WORK ORDER> Please repeat the entries exactly as they appear and omit any images.

DATA>
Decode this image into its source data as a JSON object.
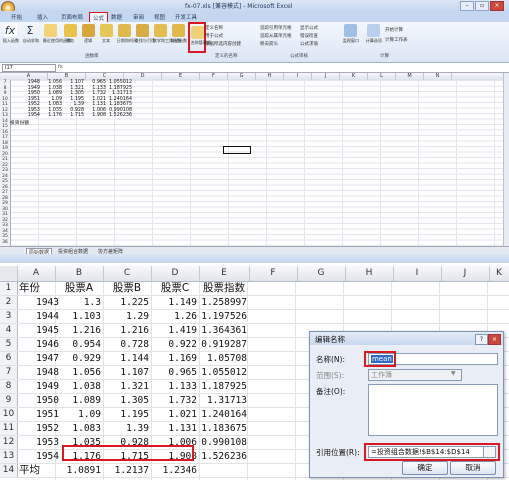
{
  "top": {
    "window_title": "fx-07.xls [兼容模式] - Microsoft Excel",
    "window_buttons": [
      "–",
      "▫",
      "×"
    ],
    "tabs": [
      "开始",
      "插入",
      "页面布局",
      "公式",
      "数据",
      "审阅",
      "视图",
      "开发工具"
    ],
    "active_tab": 3,
    "ribbon": {
      "buttons": [
        "插入函数",
        "自动求和",
        "最近使用的函数",
        "财务",
        "逻辑",
        "文本",
        "日期和时间",
        "查找与引用",
        "数学和三角函数",
        "其他函数",
        "名称管理器"
      ],
      "name_items": [
        "定义名称",
        "用于公式",
        "根据所选内容创建"
      ],
      "audit_items": [
        "追踪引用单元格",
        "追踪从属单元格",
        "移去箭头",
        "显示公式",
        "错误检查",
        "公式求值"
      ],
      "watch": "监视窗口",
      "calc_items": [
        "计算选项",
        "开始计算",
        "计算工作表"
      ],
      "groups": [
        "函数库",
        "定义的名称",
        "公式审核",
        "计算"
      ]
    },
    "namebox": "I17",
    "columns": [
      "A",
      "B",
      "C",
      "D",
      "E",
      "F",
      "G",
      "H",
      "I",
      "J",
      "K",
      "L",
      "M",
      "N"
    ],
    "rows": [
      {
        "n": "7",
        "a": "1948",
        "b": "1.056",
        "c": "1.107",
        "d": "0.965",
        "e": "1.055012"
      },
      {
        "n": "8",
        "a": "1949",
        "b": "1.038",
        "c": "1.321",
        "d": "1.133",
        "e": "1.187925"
      },
      {
        "n": "9",
        "a": "1950",
        "b": "1.089",
        "c": "1.305",
        "d": "1.732",
        "e": "1.31713"
      },
      {
        "n": "10",
        "a": "1951",
        "b": "1.09",
        "c": "1.195",
        "d": "1.021",
        "e": "1.240164"
      },
      {
        "n": "11",
        "a": "1952",
        "b": "1.083",
        "c": "1.39",
        "d": "1.131",
        "e": "1.183675"
      },
      {
        "n": "12",
        "a": "1953",
        "b": "1.035",
        "c": "0.928",
        "d": "1.006",
        "e": "0.990108"
      },
      {
        "n": "13",
        "a": "1954",
        "b": "1.176",
        "c": "1.715",
        "d": "1.908",
        "e": "1.526236"
      },
      {
        "n": "14",
        "a": "投资份额",
        "b": "",
        "c": "",
        "d": "",
        "e": ""
      }
    ],
    "empty_rows": [
      "15",
      "16",
      "17",
      "18",
      "19",
      "20",
      "21",
      "22",
      "23",
      "24",
      "25",
      "26",
      "27",
      "28",
      "29",
      "30",
      "31",
      "32",
      "33",
      "34",
      "35",
      "36"
    ],
    "sheet_tabs": [
      "原始数据",
      "投资组合数据",
      "协方差矩阵"
    ]
  },
  "bottom": {
    "columns": [
      "A",
      "B",
      "C",
      "D",
      "E",
      "F",
      "G",
      "H",
      "I",
      "J",
      "K"
    ],
    "header_row": {
      "n": "1",
      "a": "年份",
      "b": "股票A",
      "c": "股票B",
      "d": "股票C",
      "e": "股票指数"
    },
    "rows": [
      {
        "n": "2",
        "a": "1943",
        "b": "1.3",
        "c": "1.225",
        "d": "1.149",
        "e": "1.258997"
      },
      {
        "n": "3",
        "a": "1944",
        "b": "1.103",
        "c": "1.29",
        "d": "1.26",
        "e": "1.197526"
      },
      {
        "n": "4",
        "a": "1945",
        "b": "1.216",
        "c": "1.216",
        "d": "1.419",
        "e": "1.364361"
      },
      {
        "n": "5",
        "a": "1946",
        "b": "0.954",
        "c": "0.728",
        "d": "0.922",
        "e": "0.919287"
      },
      {
        "n": "6",
        "a": "1947",
        "b": "0.929",
        "c": "1.144",
        "d": "1.169",
        "e": "1.05708"
      },
      {
        "n": "7",
        "a": "1948",
        "b": "1.056",
        "c": "1.107",
        "d": "0.965",
        "e": "1.055012"
      },
      {
        "n": "8",
        "a": "1949",
        "b": "1.038",
        "c": "1.321",
        "d": "1.133",
        "e": "1.187925"
      },
      {
        "n": "9",
        "a": "1950",
        "b": "1.089",
        "c": "1.305",
        "d": "1.732",
        "e": "1.31713"
      },
      {
        "n": "10",
        "a": "1951",
        "b": "1.09",
        "c": "1.195",
        "d": "1.021",
        "e": "1.240164"
      },
      {
        "n": "11",
        "a": "1952",
        "b": "1.083",
        "c": "1.39",
        "d": "1.131",
        "e": "1.183675"
      },
      {
        "n": "12",
        "a": "1953",
        "b": "1.035",
        "c": "0.928",
        "d": "1.006",
        "e": "0.990108"
      },
      {
        "n": "13",
        "a": "1954",
        "b": "1.176",
        "c": "1.715",
        "d": "1.908",
        "e": "1.526236"
      }
    ],
    "avg_row": {
      "n": "14",
      "a": "平均",
      "b": "1.0891",
      "c": "1.2137",
      "d": "1.2346"
    }
  },
  "dialog": {
    "title": "编辑名称",
    "help": "?",
    "close": "×",
    "name_label": "名称(N):",
    "name_value": "mean",
    "scope_label": "范围(S):",
    "scope_value": "工作簿",
    "comment_label": "备注(O):",
    "ref_label": "引用位置(R):",
    "ref_value": "=投资组合数据!$B$14:$D$14",
    "ok": "确定",
    "cancel": "取消"
  },
  "accent": {
    "highlight": "#d9181f",
    "ribbon": "#dbe6f4"
  }
}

COMPLETED EXERCISE>
Decode this image into its source data as a JSON object.
{
  "top": {
    "window_title": "fx-07.xls [兼容模式] - Microsoft Excel",
    "window_buttons": [
      "–",
      "▫",
      "×"
    ],
    "tabs": [
      "开始",
      "插入",
      "页面布局",
      "公式",
      "数据",
      "审阅",
      "视图",
      "开发工具"
    ],
    "active_tab": 3,
    "ribbon": {
      "buttons": [
        "插入函数",
        "自动求和",
        "最近使用的函数",
        "财务",
        "逻辑",
        "文本",
        "日期和时间",
        "查找与引用",
        "数学和三角函数",
        "其他函数",
        "名称管理器"
      ],
      "name_items": [
        "定义名称",
        "用于公式",
        "根据所选内容创建"
      ],
      "audit_items": [
        "追踪引用单元格",
        "追踪从属单元格",
        "移去箭头",
        "显示公式",
        "错误检查",
        "公式求值"
      ],
      "watch": "监视窗口",
      "calc_items": [
        "计算选项",
        "开始计算",
        "计算工作表"
      ],
      "groups": [
        "函数库",
        "定义的名称",
        "公式审核",
        "计算"
      ]
    },
    "namebox": "I17",
    "columns": [
      "A",
      "B",
      "C",
      "D",
      "E",
      "F",
      "G",
      "H",
      "I",
      "J",
      "K",
      "L",
      "M",
      "N"
    ],
    "rows": [
      {
        "n": "7",
        "a": "1948",
        "b": "1.056",
        "c": "1.107",
        "d": "0.965",
        "e": "1.055012"
      },
      {
        "n": "8",
        "a": "1949",
        "b": "1.038",
        "c": "1.321",
        "d": "1.133",
        "e": "1.187925"
      },
      {
        "n": "9",
        "a": "1950",
        "b": "1.089",
        "c": "1.305",
        "d": "1.732",
        "e": "1.31713"
      },
      {
        "n": "10",
        "a": "1951",
        "b": "1.09",
        "c": "1.195",
        "d": "1.021",
        "e": "1.240164"
      },
      {
        "n": "11",
        "a": "1952",
        "b": "1.083",
        "c": "1.39",
        "d": "1.131",
        "e": "1.183675"
      },
      {
        "n": "12",
        "a": "1953",
        "b": "1.035",
        "c": "0.928",
        "d": "1.006",
        "e": "0.990108"
      },
      {
        "n": "13",
        "a": "1954",
        "b": "1.176",
        "c": "1.715",
        "d": "1.908",
        "e": "1.526236"
      },
      {
        "n": "14",
        "a": "投资份额",
        "b": "",
        "c": "",
        "d": "",
        "e": ""
      }
    ],
    "empty_rows": [
      "15",
      "16",
      "17",
      "18",
      "19",
      "20",
      "21",
      "22",
      "23",
      "24",
      "25",
      "26",
      "27",
      "28",
      "29",
      "30",
      "31",
      "32",
      "33",
      "34",
      "35",
      "36"
    ],
    "sheet_tabs": [
      "原始数据",
      "投资组合数据",
      "协方差矩阵"
    ]
  },
  "bottom": {
    "columns": [
      "A",
      "B",
      "C",
      "D",
      "E",
      "F",
      "G",
      "H",
      "I",
      "J",
      "K"
    ],
    "header_row": {
      "n": "1",
      "a": "年份",
      "b": "股票A",
      "c": "股票B",
      "d": "股票C",
      "e": "股票指数"
    },
    "rows": [
      {
        "n": "2",
        "a": "1943",
        "b": "1.3",
        "c": "1.225",
        "d": "1.149",
        "e": "1.258997"
      },
      {
        "n": "3",
        "a": "1944",
        "b": "1.103",
        "c": "1.29",
        "d": "1.26",
        "e": "1.197526"
      },
      {
        "n": "4",
        "a": "1945",
        "b": "1.216",
        "c": "1.216",
        "d": "1.419",
        "e": "1.364361"
      },
      {
        "n": "5",
        "a": "1946",
        "b": "0.954",
        "c": "0.728",
        "d": "0.922",
        "e": "0.919287"
      },
      {
        "n": "6",
        "a": "1947",
        "b": "0.929",
        "c": "1.144",
        "d": "1.169",
        "e": "1.05708"
      },
      {
        "n": "7",
        "a": "1948",
        "b": "1.056",
        "c": "1.107",
        "d": "0.965",
        "e": "1.055012"
      },
      {
        "n": "8",
        "a": "1949",
        "b": "1.038",
        "c": "1.321",
        "d": "1.133",
        "e": "1.187925"
      },
      {
        "n": "9",
        "a": "1950",
        "b": "1.089",
        "c": "1.305",
        "d": "1.732",
        "e": "1.31713"
      },
      {
        "n": "10",
        "a": "1951",
        "b": "1.09",
        "c": "1.195",
        "d": "1.021",
        "e": "1.240164"
      },
      {
        "n": "11",
        "a": "1952",
        "b": "1.083",
        "c": "1.39",
        "d": "1.131",
        "e": "1.183675"
      },
      {
        "n": "12",
        "a": "1953",
        "b": "1.035",
        "c": "0.928",
        "d": "1.006",
        "e": "0.990108"
      },
      {
        "n": "13",
        "a": "1954",
        "b": "1.176",
        "c": "1.715",
        "d": "1.908",
        "e": "1.526236"
      }
    ],
    "avg_row": {
      "n": "14",
      "a": "平均",
      "b": "1.0891",
      "c": "1.2137",
      "d": "1.2346"
    }
  },
  "dialog": {
    "title": "编辑名称",
    "help": "?",
    "close": "×",
    "name_label": "名称(N):",
    "name_value": "mean",
    "scope_label": "范围(S):",
    "scope_value": "工作簿",
    "comment_label": "备注(O):",
    "ref_label": "引用位置(R):",
    "ref_value": "=投资组合数据!$B$14:$D$14",
    "ok": "确定",
    "cancel": "取消"
  },
  "accent": {
    "highlight": "#d9181f",
    "ribbon": "#dbe6f4"
  }
}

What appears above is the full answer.